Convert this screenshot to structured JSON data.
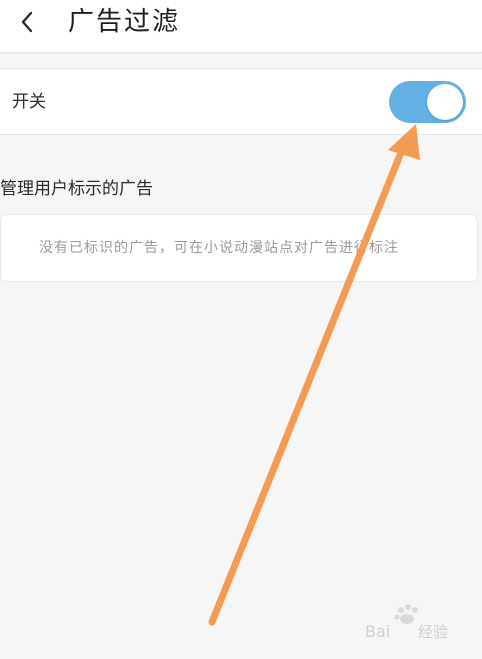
{
  "header": {
    "title": "广告过滤",
    "back_icon": "chevron-left-icon"
  },
  "switch_row": {
    "label": "开关",
    "state": "on",
    "accent_color": "#63b0e6"
  },
  "ads_section": {
    "title": "管理用户标示的广告",
    "empty_message": "没有已标识的广告，可在小说动漫站点对广告进行标注"
  },
  "annotation": {
    "arrow_color": "#f59a52"
  },
  "watermark": {
    "text": "Bai du 经验"
  }
}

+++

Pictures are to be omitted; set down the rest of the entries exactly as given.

Solution —
Convert this screenshot to structured JSON data.
{
  "header": {
    "title": "广告过滤",
    "back_icon": "chevron-left-icon"
  },
  "switch_row": {
    "label": "开关",
    "state": "on",
    "accent_color": "#63b0e6"
  },
  "ads_section": {
    "title": "管理用户标示的广告",
    "empty_message": "没有已标识的广告，可在小说动漫站点对广告进行标注"
  },
  "annotation": {
    "arrow_color": "#f59a52"
  },
  "watermark": {
    "text": "Bai du 经验"
  }
}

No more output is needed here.